Retail Dive found that casual items like sweatshirts and sweatpants comprised 31 percent of apparel spending during the 2020 holiday season, up from 26 percent in 2019. And, in the last quarter of 2020, online retailer Lyst saw searches for clogs and slippers up 242 percent over the same period in 2019 (it also saw searches for hoodies up 71 percent year-on-year). As such, many iconic traditional clothing brands filed for bankruptcy during the pandemic, including Brooks Brothers, J.Crew and Tailored Brands (the parent company of Men's Wearhouse and Jos. A. Bank, among others).

As more people are vaccinated and face-to-face interactions become safer, office-appropriate clothing won't remain banished to dim closets.
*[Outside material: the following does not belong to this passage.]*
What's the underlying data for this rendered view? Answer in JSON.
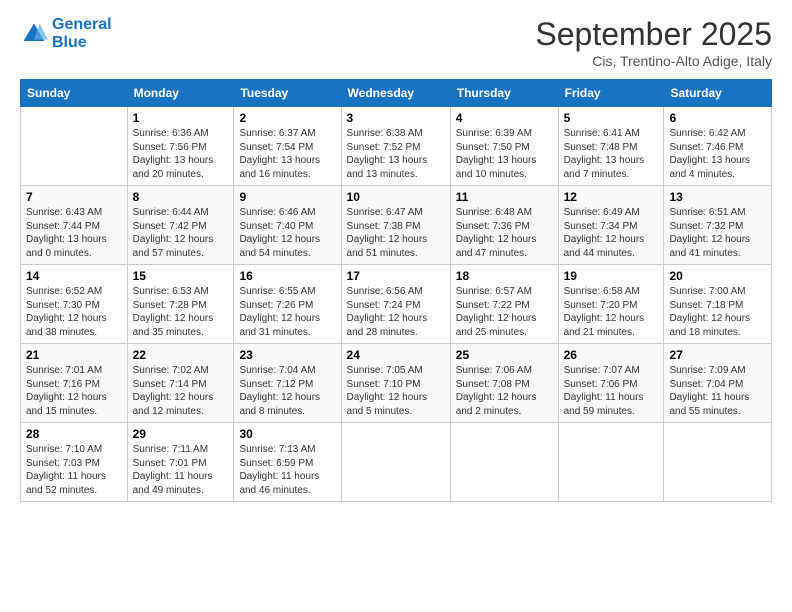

But the casual baseline — and new acceptance of a comfort-first wardrobe — will drive new sales: ROI Revolution predicts that casual fashion and activewear will power the apparel industry's growth in 2021. Before the pandemic, casual clothing made up over half of the apparel industry's sales, but the company predicts that those sales will grow by as much as $81 billion by 2024 (currently, US e-commerce apparel sales are projected to approach $100 billion in 2021).

In America, offices embraced casual dress codes in recent years, but the new norm will be even more laid-back thanks to the pandemic. 2020 all but normalized hoodies in business meetings — ties were nonessential for Zoom calls, loafers and derbies were never even seen and blazers were over-the-top for the home office. "The business casual trend was present before lockdown but has been accelerated," Joe Irons, the chief marketing and sales officer of dress shirt brand Charles Tyrwhitt, told Drapers. "More than 90 percent of our customers still see themselves dressing smartly for work, but that has changed from a suit and tie."